Exercise instructions: Exactly as written, retype the listing below, omitting the pictures.

════════════════════

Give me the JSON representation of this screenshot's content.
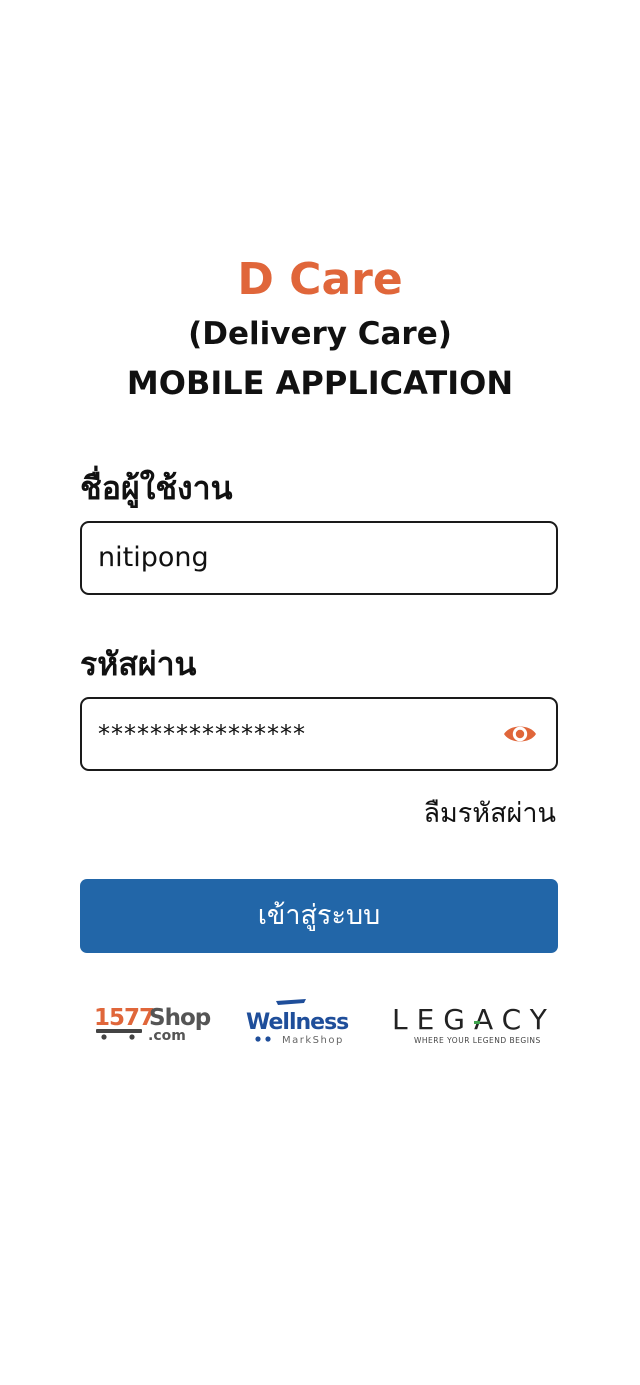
{
  "header": {
    "app_name": "D Care",
    "app_subtitle": "(Delivery Care)",
    "app_tagline": "MOBILE APPLICATION"
  },
  "form": {
    "username_label": "ชื่อผู้ใช้งาน",
    "username_value": "nitipong",
    "password_label": "รหัสผ่าน",
    "password_value": "****************",
    "password_toggle_icon": "eye-icon",
    "forgot_password": "ลืมรหัสผ่าน",
    "login_button": "เข้าสู่ระบบ"
  },
  "partners": {
    "shop1577": {
      "text_main": "1577",
      "text_shop": "Shop",
      "text_com": ".com"
    },
    "wellness": {
      "text_main": "Wellness",
      "text_sub": "MarkShop"
    },
    "legacy": {
      "text_main": "LEGACY",
      "text_sub": "WHERE YOUR LEGEND BEGINS"
    }
  },
  "colors": {
    "accent_orange": "#E0663A",
    "button_blue": "#2266A8",
    "wellness_blue": "#1F4E9A"
  }
}
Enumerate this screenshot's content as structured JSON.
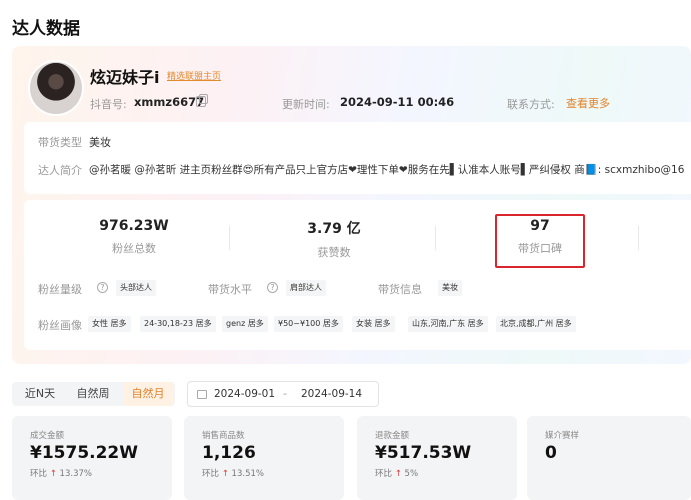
{
  "page_title": "达人数据",
  "profile": {
    "name": "炫迈妹子i",
    "join_link": "精选联盟主页",
    "account_label": "抖音号:",
    "account_value": "xmmz6677",
    "update_label": "更新时间:",
    "update_value": "2024-09-11 00:46",
    "contact_label": "联系方式:",
    "contact_link": "查看更多",
    "category_label": "带货类型",
    "category_value": "美妆",
    "bio_label": "达人简介",
    "bio_value": "@孙茗暖 @孙茗昕 进主页粉丝群😍所有产品只上官方店❤理性下单❤服务在先▌认准本人账号▌严纠侵权 商📘: scxmzhibo@16"
  },
  "stats": [
    {
      "value": "976.23W",
      "label": "粉丝总数"
    },
    {
      "value": "3.79 亿",
      "label": "获赞数"
    },
    {
      "value": "97",
      "label": "带货口碑"
    }
  ],
  "tags": {
    "fan_level_label": "粉丝量级",
    "fan_level_chip": "头部达人",
    "sales_level_label": "带货水平",
    "sales_level_chip": "肩部达人",
    "sales_info_label": "带货信息",
    "sales_info_chip": "美妆",
    "fan_profile_label": "粉丝画像",
    "fan_profile_chips": [
      "女性 居多",
      "24-30,18-23 居多",
      "genz 居多",
      "¥50~¥100 居多",
      "女装 居多",
      "山东,河南,广东 居多",
      "北京,成都,广州 居多"
    ]
  },
  "help_glyph": "?",
  "range_tabs": [
    {
      "label": "近N天",
      "active": false
    },
    {
      "label": "自然周",
      "active": false
    },
    {
      "label": "自然月",
      "active": true
    }
  ],
  "date_range": {
    "start": "2024-09-01",
    "separator": "-",
    "end": "2024-09-14"
  },
  "metrics": [
    {
      "label": "成交金额",
      "value": "¥1575.22W",
      "ratio_label": "环比",
      "arrow": "↑",
      "ratio": "13.37%"
    },
    {
      "label": "销售商品数",
      "value": "1,126",
      "ratio_label": "环比",
      "arrow": "↑",
      "ratio": "13.51%"
    },
    {
      "label": "退款金额",
      "value": "¥517.53W",
      "ratio_label": "环比",
      "arrow": "↑",
      "ratio": "5%"
    },
    {
      "label": "媒介赛样",
      "value": "0",
      "ratio_label": "",
      "arrow": "",
      "ratio": ""
    }
  ],
  "colors": {
    "accent": "#e2822a",
    "highlight_border": "#d9262c",
    "ratio_up": "#e23a3a"
  }
}
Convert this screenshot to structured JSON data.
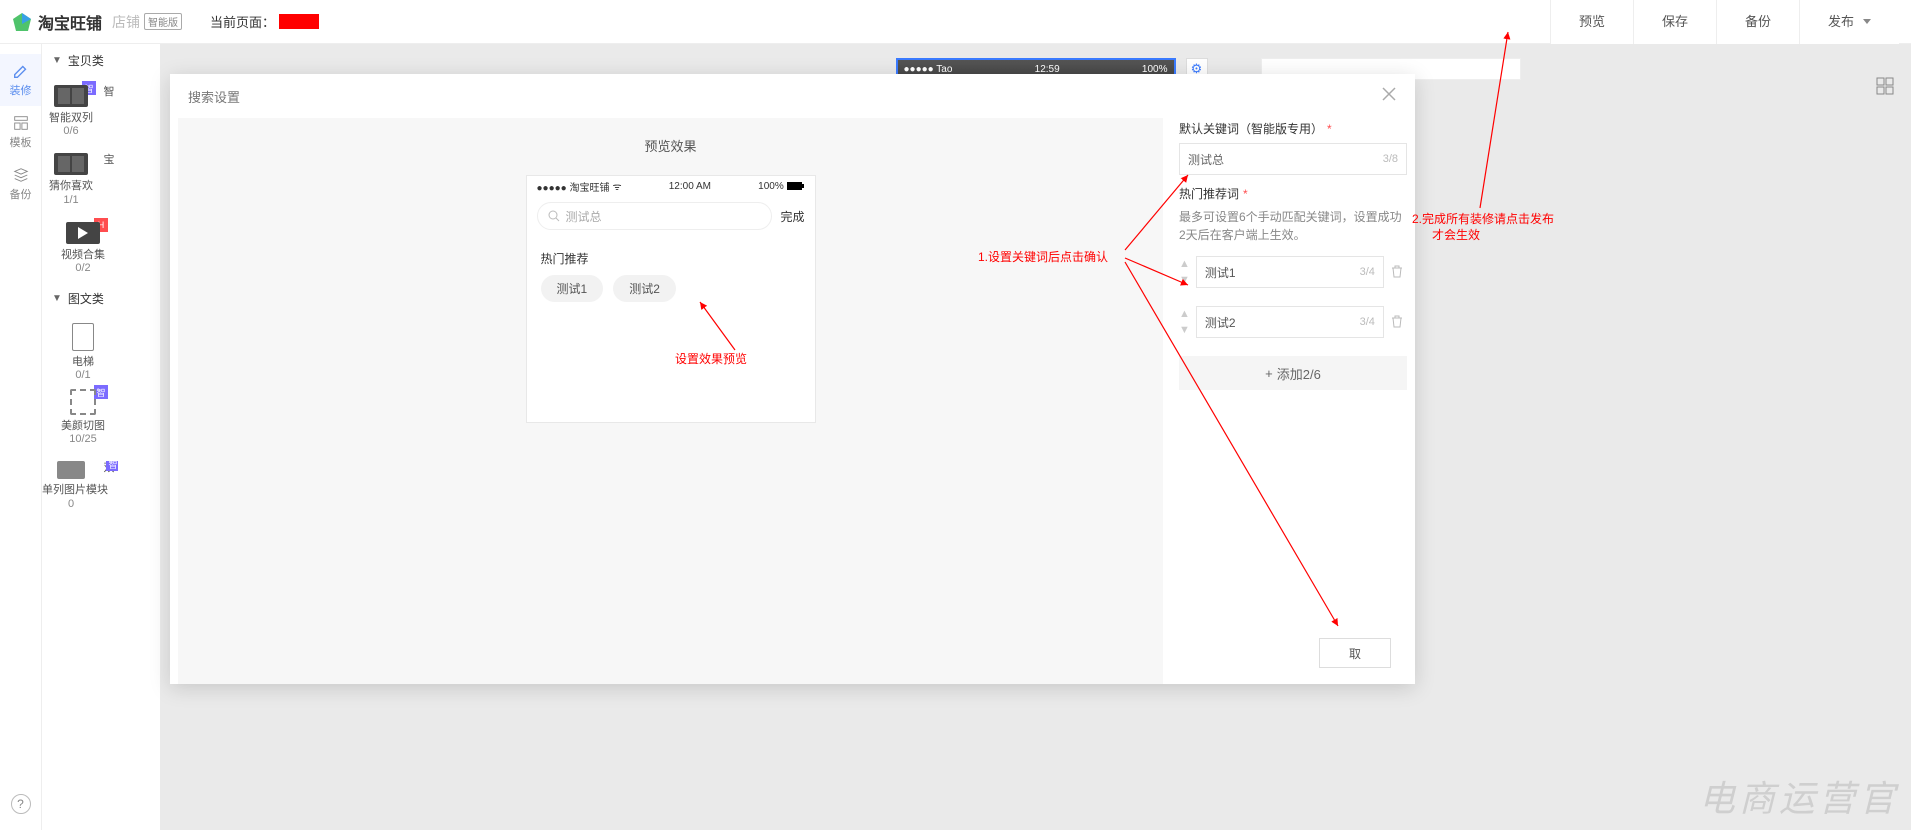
{
  "header": {
    "app_name": "淘宝旺铺",
    "shop_label": "店铺",
    "smart_badge": "智能版",
    "current_page_label": "当前页面：",
    "actions": {
      "preview": "预览",
      "save": "保存",
      "backup": "备份",
      "publish": "发布"
    }
  },
  "rail": {
    "decorate": "装修",
    "template": "模板",
    "backup": "备份"
  },
  "sidebar": {
    "section_goods": "宝贝类",
    "section_image": "图文类",
    "tiles": {
      "smart_dual": {
        "label": "智能双列",
        "count": "0/6",
        "badge": "智"
      },
      "smart_cut": {
        "label": "智",
        "count": ""
      },
      "guess_like": {
        "label": "猜你喜欢",
        "count": "1/1"
      },
      "baobei": {
        "label": "宝"
      },
      "video_set": {
        "label": "视频合集",
        "count": "0/2",
        "badge": "H"
      },
      "elevator": {
        "label": "电梯",
        "count": "0/1"
      },
      "beauty_crop": {
        "label": "美颜切图",
        "count": "10/25",
        "badge": "智"
      },
      "single_img": {
        "label": "单列图片模块",
        "count": "0"
      },
      "double_cut": {
        "label": "双",
        "badge": "智"
      }
    }
  },
  "canvas": {
    "phone_top_left": "●●●●● Tao",
    "phone_top_time": "12:59",
    "phone_top_right": "100%",
    "gear": "⚙"
  },
  "modal": {
    "title": "搜索设置",
    "preview_title": "预览效果",
    "phone": {
      "carrier": "●●●●● 淘宝旺铺",
      "wifi": "ᯤ",
      "time": "12:00 AM",
      "battery": "100%",
      "search_text": "测试总",
      "done": "完成",
      "hot_title": "热门推荐",
      "chips": [
        "测试1",
        "测试2"
      ]
    },
    "form": {
      "default_kw_label": "默认关键词（智能版专用）",
      "default_kw_value": "测试总",
      "default_kw_count": "3/8",
      "hot_kw_label": "热门推荐词",
      "hint": "最多可设置6个手动匹配关键词，设置成功2天后在客户端上生效。",
      "kw1": {
        "value": "测试1",
        "count": "3/4"
      },
      "kw2": {
        "value": "测试2",
        "count": "3/4"
      },
      "add_label": "添加2/6",
      "cancel": "取"
    }
  },
  "annotations": {
    "a1": "1.设置关键词后点击确认",
    "a2_line1": "2.完成所有装修请点击发布",
    "a2_line2": "才会生效",
    "preview_note": "设置效果预览"
  },
  "watermark": "电商运营官"
}
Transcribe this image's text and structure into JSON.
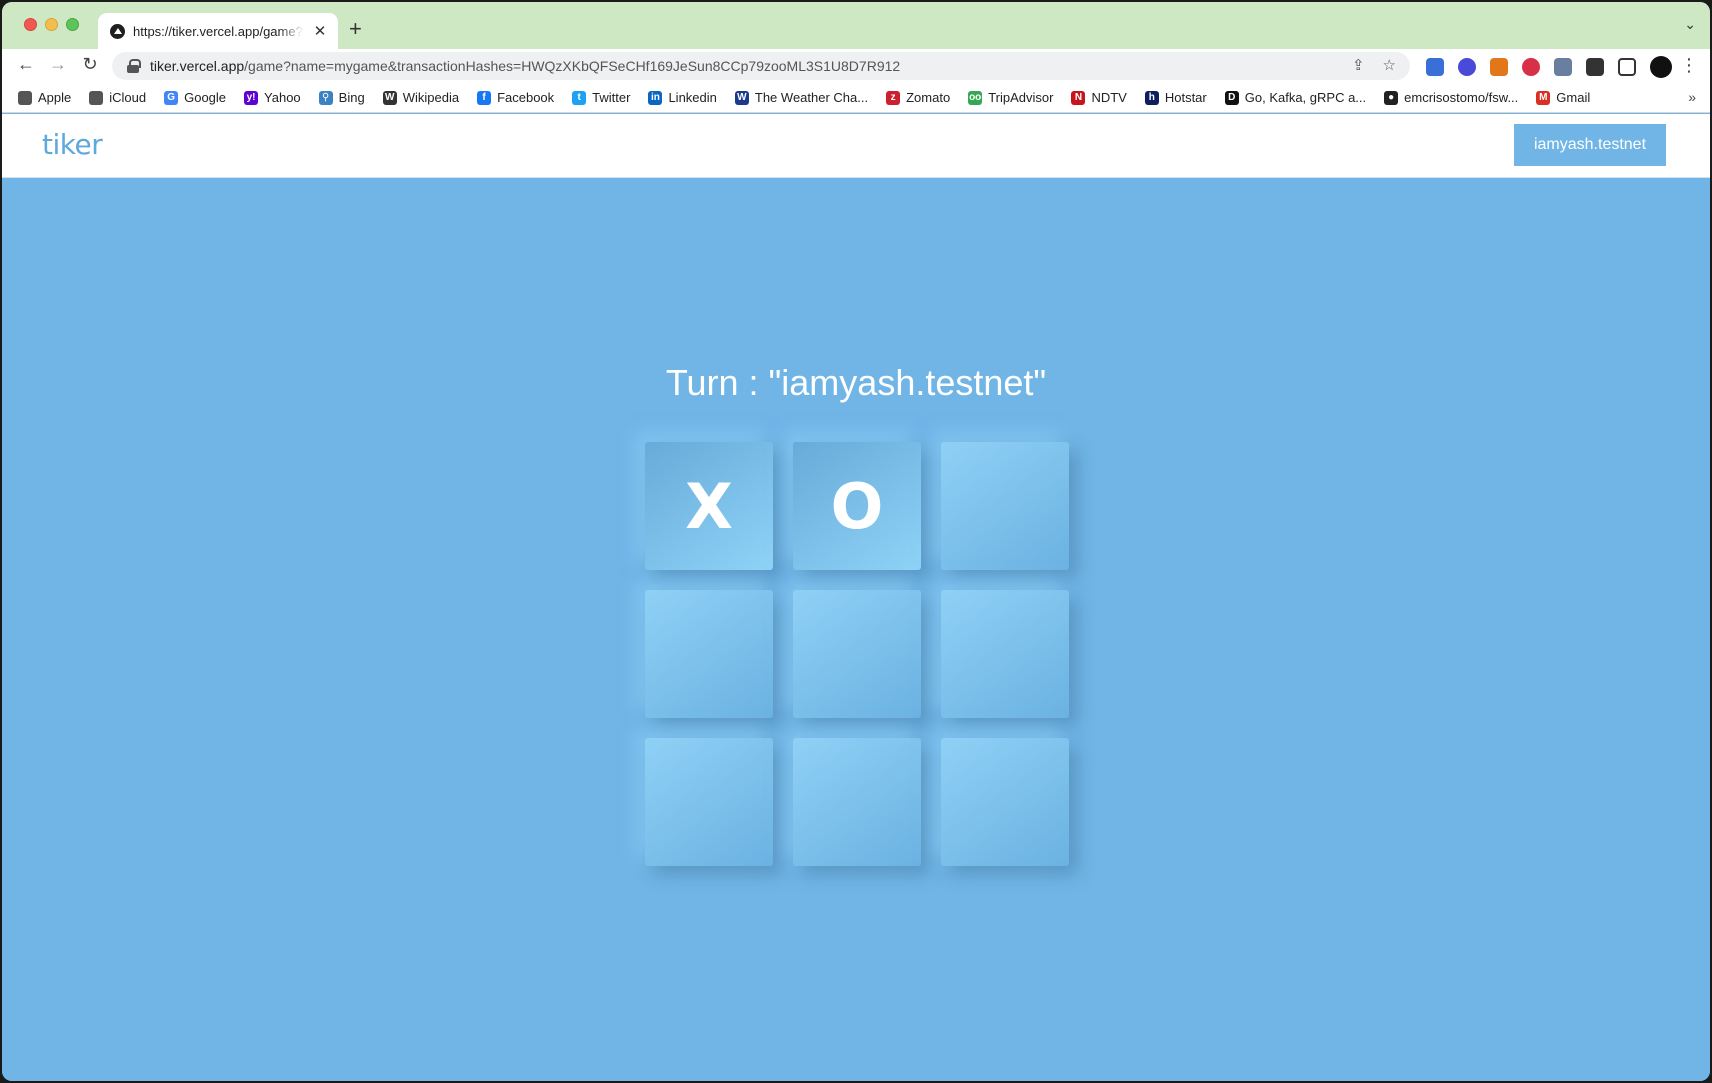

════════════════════

Answer area:
Give me the JSON representation of this screenshot's content.
{
  "header": {
    "app_name": "D Care",
    "app_subtitle": "(Delivery Care)",
    "app_tagline": "MOBILE APPLICATION"
  },
  "form": {
    "username_label": "ชื่อผู้ใช้งาน",
    "username_value": "nitipong",
    "password_label": "รหัสผ่าน",
    "password_value": "****************",
    "password_toggle_icon": "eye-icon",
    "forgot_password": "ลืมรหัสผ่าน",
    "login_button": "เข้าสู่ระบบ"
  },
  "partners": {
    "shop1577": {
      "text_main": "1577",
      "text_shop": "Shop",
      "text_com": ".com"
    },
    "wellness": {
      "text_main": "Wellness",
      "text_sub": "MarkShop"
    },
    "legacy": {
      "text_main": "LEGACY",
      "text_sub": "WHERE YOUR LEGEND BEGINS"
    }
  },
  "colors": {
    "accent_orange": "#E0663A",
    "button_blue": "#2266A8",
    "wellness_blue": "#1F4E9A"
  }
}
Enumerate this screenshot's content as structured JSON.
{
  "page_title": "达人数据",
  "profile": {
    "name": "炫迈妹子i",
    "join_link": "精选联盟主页",
    "account_label": "抖音号:",
    "account_value": "xmmz6677",
    "update_label": "更新时间:",
    "update_value": "2024-09-11 00:46",
    "contact_label": "联系方式:",
    "contact_link": "查看更多",
    "category_label": "带货类型",
    "category_value": "美妆",
    "bio_label": "达人简介",
    "bio_value": "@孙茗暖 @孙茗昕 进主页粉丝群😍所有产品只上官方店❤理性下单❤服务在先▌认准本人账号▌严纠侵权 商📘: scxmzhibo@16"
  },
  "stats": [
    {
      "value": "976.23W",
      "label": "粉丝总数"
    },
    {
      "value": "3.79 亿",
      "label": "获赞数"
    },
    {
      "value": "97",
      "label": "带货口碑"
    }
  ],
  "tags": {
    "fan_level_label": "粉丝量级",
    "fan_level_chip": "头部达人",
    "sales_level_label": "带货水平",
    "sales_level_chip": "肩部达人",
    "sales_info_label": "带货信息",
    "sales_info_chip": "美妆",
    "fan_profile_label": "粉丝画像",
    "fan_profile_chips": [
      "女性 居多",
      "24-30,18-23 居多",
      "genz 居多",
      "¥50~¥100 居多",
      "女装 居多",
      "山东,河南,广东 居多",
      "北京,成都,广州 居多"
    ]
  },
  "help_glyph": "?",
  "range_tabs": [
    {
      "label": "近N天",
      "active": false
    },
    {
      "label": "自然周",
      "active": false
    },
    {
      "label": "自然月",
      "active": true
    }
  ],
  "date_range": {
    "start": "2024-09-01",
    "separator": "-",
    "end": "2024-09-14"
  },
  "metrics": [
    {
      "label": "成交金额",
      "value": "¥1575.22W",
      "ratio_label": "环比",
      "arrow": "↑",
      "ratio": "13.37%"
    },
    {
      "label": "销售商品数",
      "value": "1,126",
      "ratio_label": "环比",
      "arrow": "↑",
      "ratio": "13.51%"
    },
    {
      "label": "退款金额",
      "value": "¥517.53W",
      "ratio_label": "环比",
      "arrow": "↑",
      "ratio": "5%"
    },
    {
      "label": "媒介赛样",
      "value": "0",
      "ratio_label": "",
      "arrow": "",
      "ratio": ""
    }
  ],
  "colors": {
    "accent": "#e2822a",
    "highlight_border": "#d9262c",
    "ratio_up": "#e23a3a"
  }
}
Convert this screenshot to structured JSON data.
{
  "header": {
    "app_name": "淘宝旺铺",
    "shop_label": "店铺",
    "smart_badge": "智能版",
    "current_page_label": "当前页面：",
    "actions": {
      "preview": "预览",
      "save": "保存",
      "backup": "备份",
      "publish": "发布"
    }
  },
  "rail": {
    "decorate": "装修",
    "template": "模板",
    "backup": "备份"
  },
  "sidebar": {
    "section_goods": "宝贝类",
    "section_image": "图文类",
    "tiles": {
      "smart_dual": {
        "label": "智能双列",
        "count": "0/6",
        "badge": "智"
      },
      "smart_cut": {
        "label": "智",
        "count": ""
      },
      "guess_like": {
        "label": "猜你喜欢",
        "count": "1/1"
      },
      "baobei": {
        "label": "宝"
      },
      "video_set": {
        "label": "视频合集",
        "count": "0/2",
        "badge": "H"
      },
      "elevator": {
        "label": "电梯",
        "count": "0/1"
      },
      "beauty_crop": {
        "label": "美颜切图",
        "count": "10/25",
        "badge": "智"
      },
      "single_img": {
        "label": "单列图片模块",
        "count": "0"
      },
      "double_cut": {
        "label": "双",
        "badge": "智"
      }
    }
  },
  "canvas": {
    "phone_top_left": "●●●●● Tao",
    "phone_top_time": "12:59",
    "phone_top_right": "100%",
    "gear": "⚙"
  },
  "modal": {
    "title": "搜索设置",
    "preview_title": "预览效果",
    "phone": {
      "carrier": "●●●●● 淘宝旺铺",
      "wifi": "ᯤ",
      "time": "12:00 AM",
      "battery": "100%",
      "search_text": "测试总",
      "done": "完成",
      "hot_title": "热门推荐",
      "chips": [
        "测试1",
        "测试2"
      ]
    },
    "form": {
      "default_kw_label": "默认关键词（智能版专用）",
      "default_kw_value": "测试总",
      "default_kw_count": "3/8",
      "hot_kw_label": "热门推荐词",
      "hint": "最多可设置6个手动匹配关键词，设置成功2天后在客户端上生效。",
      "kw1": {
        "value": "测试1",
        "count": "3/4"
      },
      "kw2": {
        "value": "测试2",
        "count": "3/4"
      },
      "add_label": "添加2/6",
      "cancel": "取"
    }
  },
  "annotations": {
    "a1": "1.设置关键词后点击确认",
    "a2_line1": "2.完成所有装修请点击发布",
    "a2_line2": "才会生效",
    "preview_note": "设置效果预览"
  },
  "watermark": "电商运营官"
}
Transcribe this image's text and structure into JSON.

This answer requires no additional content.